• [PROBLEM] Copy all of the data below without altering a single line.

[Component data from apps and pages]
- - -

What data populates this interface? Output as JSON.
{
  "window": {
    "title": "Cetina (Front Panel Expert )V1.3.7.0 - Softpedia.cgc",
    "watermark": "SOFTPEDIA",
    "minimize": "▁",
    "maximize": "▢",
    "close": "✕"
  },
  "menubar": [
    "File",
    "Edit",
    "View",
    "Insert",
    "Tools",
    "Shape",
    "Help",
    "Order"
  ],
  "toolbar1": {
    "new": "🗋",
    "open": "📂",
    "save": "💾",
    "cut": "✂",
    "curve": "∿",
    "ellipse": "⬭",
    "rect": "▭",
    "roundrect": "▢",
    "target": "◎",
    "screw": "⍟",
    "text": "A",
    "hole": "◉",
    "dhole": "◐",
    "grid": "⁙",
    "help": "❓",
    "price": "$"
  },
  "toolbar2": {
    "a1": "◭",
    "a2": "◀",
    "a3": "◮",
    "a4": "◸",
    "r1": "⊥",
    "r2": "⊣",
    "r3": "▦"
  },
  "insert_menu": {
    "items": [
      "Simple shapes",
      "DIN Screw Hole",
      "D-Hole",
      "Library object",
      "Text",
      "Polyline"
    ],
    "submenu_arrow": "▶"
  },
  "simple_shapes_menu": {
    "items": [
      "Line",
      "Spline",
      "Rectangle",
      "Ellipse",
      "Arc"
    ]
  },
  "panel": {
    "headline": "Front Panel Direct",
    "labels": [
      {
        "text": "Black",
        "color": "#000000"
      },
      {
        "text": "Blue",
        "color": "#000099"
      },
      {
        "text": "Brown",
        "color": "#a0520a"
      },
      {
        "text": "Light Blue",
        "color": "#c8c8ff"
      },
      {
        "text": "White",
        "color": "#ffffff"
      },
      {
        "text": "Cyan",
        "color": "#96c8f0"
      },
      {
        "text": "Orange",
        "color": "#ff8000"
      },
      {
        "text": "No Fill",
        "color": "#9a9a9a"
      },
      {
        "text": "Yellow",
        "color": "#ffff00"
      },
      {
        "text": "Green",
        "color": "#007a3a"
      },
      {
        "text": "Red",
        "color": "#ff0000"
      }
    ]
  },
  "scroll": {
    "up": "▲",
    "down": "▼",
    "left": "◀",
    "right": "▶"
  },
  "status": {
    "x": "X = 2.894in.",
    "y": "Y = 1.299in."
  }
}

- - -

• [SOLUTION]
What data populates this interface? Output as JSON.
{
  "window": {
    "title": "Cetina (Front Panel Expert )V1.3.7.0 - Softpedia.cgc",
    "watermark": "SOFTPEDIA",
    "minimize": "▁",
    "maximize": "▢",
    "close": "✕"
  },
  "menubar": [
    "File",
    "Edit",
    "View",
    "Insert",
    "Tools",
    "Shape",
    "Help",
    "Order"
  ],
  "toolbar1": {
    "new": "🗋",
    "open": "📂",
    "save": "💾",
    "cut": "✂",
    "curve": "∿",
    "ellipse": "⬭",
    "rect": "▭",
    "roundrect": "▢",
    "target": "◎",
    "screw": "⍟",
    "text": "A",
    "hole": "◉",
    "dhole": "◐",
    "grid": "⁙",
    "help": "❓",
    "price": "$"
  },
  "toolbar2": {
    "a1": "◭",
    "a2": "◀",
    "a3": "◮",
    "a4": "◸",
    "r1": "⊥",
    "r2": "⊣",
    "r3": "▦"
  },
  "insert_menu": {
    "items": [
      "Simple shapes",
      "DIN Screw Hole",
      "D-Hole",
      "Library object",
      "Text",
      "Polyline"
    ],
    "submenu_arrow": "▶"
  },
  "simple_shapes_menu": {
    "items": [
      "Line",
      "Spline",
      "Rectangle",
      "Ellipse",
      "Arc"
    ]
  },
  "panel": {
    "headline": "Front Panel Direct",
    "labels": [
      {
        "text": "Black",
        "color": "#000000"
      },
      {
        "text": "Blue",
        "color": "#000099"
      },
      {
        "text": "Brown",
        "color": "#a0520a"
      },
      {
        "text": "Light Blue",
        "color": "#c8c8ff"
      },
      {
        "text": "White",
        "color": "#ffffff"
      },
      {
        "text": "Cyan",
        "color": "#96c8f0"
      },
      {
        "text": "Orange",
        "color": "#ff8000"
      },
      {
        "text": "No Fill",
        "color": "#9a9a9a"
      },
      {
        "text": "Yellow",
        "color": "#ffff00"
      },
      {
        "text": "Green",
        "color": "#007a3a"
      },
      {
        "text": "Red",
        "color": "#ff0000"
      }
    ]
  },
  "scroll": {
    "up": "▲",
    "down": "▼",
    "left": "◀",
    "right": "▶"
  },
  "status": {
    "x": "X = 2.894in.",
    "y": "Y = 1.299in."
  }
}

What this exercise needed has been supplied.